Rep. Paul Hodes (D-N.H.), a sophomore lawmaker who lost his bid for his state’s open Senate seat, said he’s been writing a lot of glowing letters of recommendation for staff, and hoping that the loss hasn’t made them too contemptuous of government and political life. 

“It’s easy for me to give all-star recommendations because it’s all true,” Hodes said in an interview in the Speaker’s Lobby. “I think most of my staff are looking at other positions in government. Some are ready to move on to law school or graduate school. But I certainly hope they don’t become cynical as a result of the tsunami.”

One senior staffer for a longtime House member who lost reelection said she was doing everything possible to land the younger staffers jobs on Capitol Hill or in the executive branch. But, she said, many of the staff who have worked in Congress for decades have had their fill of political life and are ready to move on. 

Massive layoffs on Capitol Hill can be different from the private sector, however, because there’s a support network built into place, said a senior Democratic aide to a junior member who was defeated this year.

“When one of our staff goes out on an interview, they have the backing of all their friends here, and that really makes a difference in your confidence level as you go to consider the next step,” the staffer said. “We specifically talked about the importance of supporting each other, and when you see job listings coming in, taking a hard look at if they’re right for you, and if they’re not, who they might be right for here and trying to help each other along. And they’ve done a great job of it.”

Some have fared better, though, like the staff of members such as Rep. Patrick Kennedy (D-R.I.), who announced his retirement earlier this year. 

“We had a head start on my colleagues,” Kennedy said as he walked to votes last week. “They’ve all ended up in good places. I have hardly anybody left in my office right now, which is good news.”

But nearly all of the dozen Democratic lawmakers and staff The Hill spoke with for this article said it’s difficult to stay focused on the job hunt while there’s so much to do in the office. 

Giant gray trash and blue recycling bins have lined the halls of the three House office buildings for weeks now, overflowing with everything from pocket-sized Constitutions and boxes of U.S. Capitol Historical Society calendars to monthly financial statements and district maps.

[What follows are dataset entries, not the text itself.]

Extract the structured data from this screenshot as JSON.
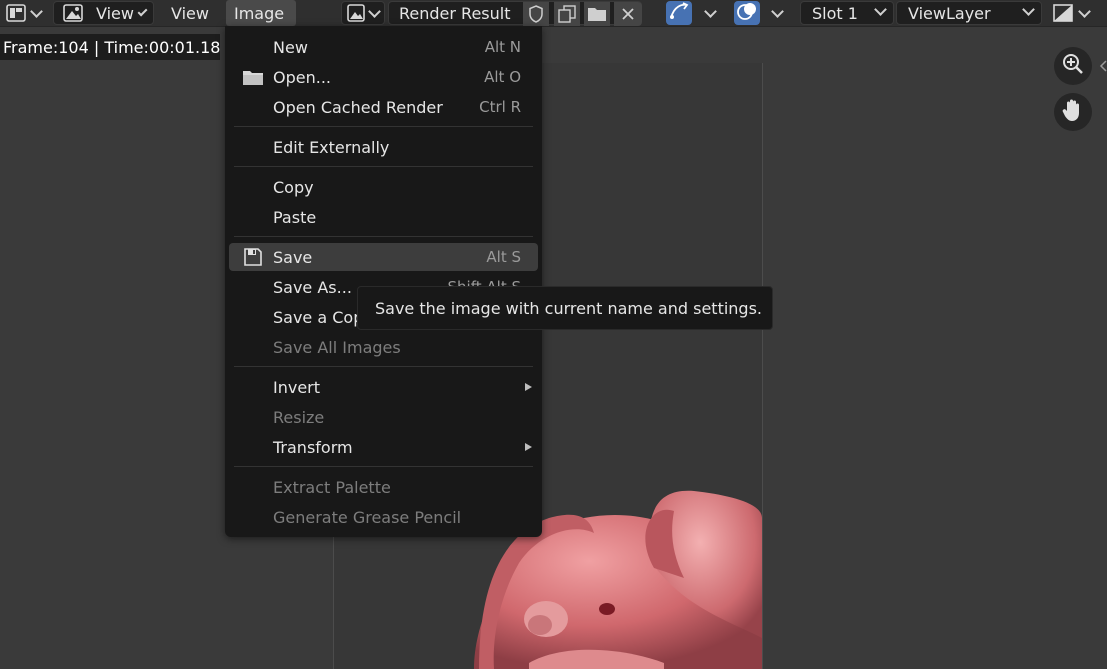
{
  "header": {
    "editor_view_label": "View",
    "view_menu_label": "View",
    "image_menu_label": "Image",
    "image_name": "Render Result",
    "slot_label": "Slot 1",
    "layer_label": "ViewLayer"
  },
  "info_bar": {
    "frame_text": "Frame:104 | Time:00:01.18"
  },
  "image_menu": {
    "items": [
      {
        "label": "New",
        "shortcut": "Alt N"
      },
      {
        "label": "Open...",
        "shortcut": "Alt O",
        "icon": "folder-icon"
      },
      {
        "label": "Open Cached Render",
        "shortcut": "Ctrl R"
      },
      {
        "label": "Edit Externally",
        "shortcut": ""
      },
      {
        "label": "Copy",
        "shortcut": ""
      },
      {
        "label": "Paste",
        "shortcut": ""
      },
      {
        "label": "Save",
        "shortcut": "Alt S",
        "icon": "save-icon"
      },
      {
        "label": "Save As...",
        "shortcut": "Shift Alt S"
      },
      {
        "label": "Save a Copy...",
        "shortcut": ""
      },
      {
        "label": "Save All Images",
        "shortcut": ""
      },
      {
        "label": "Invert",
        "shortcut": ""
      },
      {
        "label": "Resize",
        "shortcut": ""
      },
      {
        "label": "Transform",
        "shortcut": ""
      },
      {
        "label": "Extract Palette",
        "shortcut": ""
      },
      {
        "label": "Generate Grease Pencil",
        "shortcut": ""
      }
    ]
  },
  "tooltip": {
    "text": "Save the image with current name and settings."
  },
  "colors": {
    "accent_blue": "#4772b3",
    "menu_bg": "#181818",
    "highlight_bg": "#3d3d3d",
    "model_pink": "#d7777b"
  }
}
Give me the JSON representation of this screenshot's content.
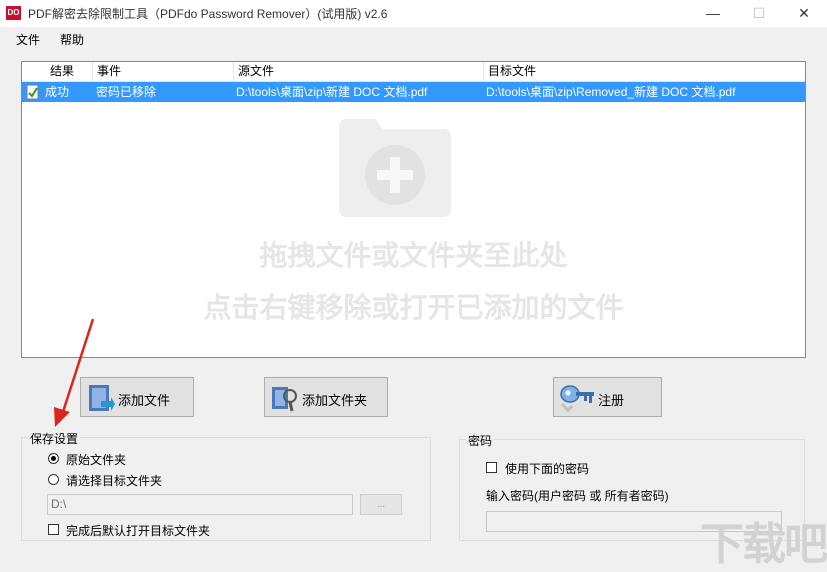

Barba said she tossed more than 300 newspapers into the recycling bin last week. In a bin outside retiring Rep. David Obey’s (D-Wis.) office, there were newspaper clippings dating back to 1977. 

“We’re too busy to be terribly reflective,” said the senior staffer for the longtime House member. “I mean, every once in a while I’ll come across a file that reminds me of something that we did for somebody and it cheers me up that we made a difference there.”

The office of the House’s Chief Administrative Officer provides members and their staffs with a checklist of 33 items, such as accounting for computers and submitting reimbursement receipts, that need to be taken care of before they leave. But even that falls a little short, said the staffer for the longtime House member. 

“It’s an incomplete list, as we’re discovering,” she said. “There are a lot of little things that you don’t even think about, like, ‘Oh, yeah, I have to turn off the district telephone and figure out when the BlackBerrys get turned off.”

And then there are the case files for constituents in the members’ districts. If a constituent comes to a lawmaker with a request or a problem, and a file is created to help him or her, the constituent needs to pick up the file or it gets destroyed with the lawmaker’s departure, said Rodriguez, who lost reelection once before, in 2004.

“This is my second time [losing], so I know what to do, and we’re moving on it,” he said. 

As hard as it is to move on from Capitol Hill, many staffers are trying to look at it optimistically. When all is said and done and her office is vacated this week, Barba and her husband are planning to take the honeymoon they never had after their June wedding. And she’s also planning to celebrate her last two birthdays, which, as the day after Election Day, had been overlooked in the midst of the relentless political schedule she kept.

“We’ve got a lot of catching up on life to do,” she said with a laugh.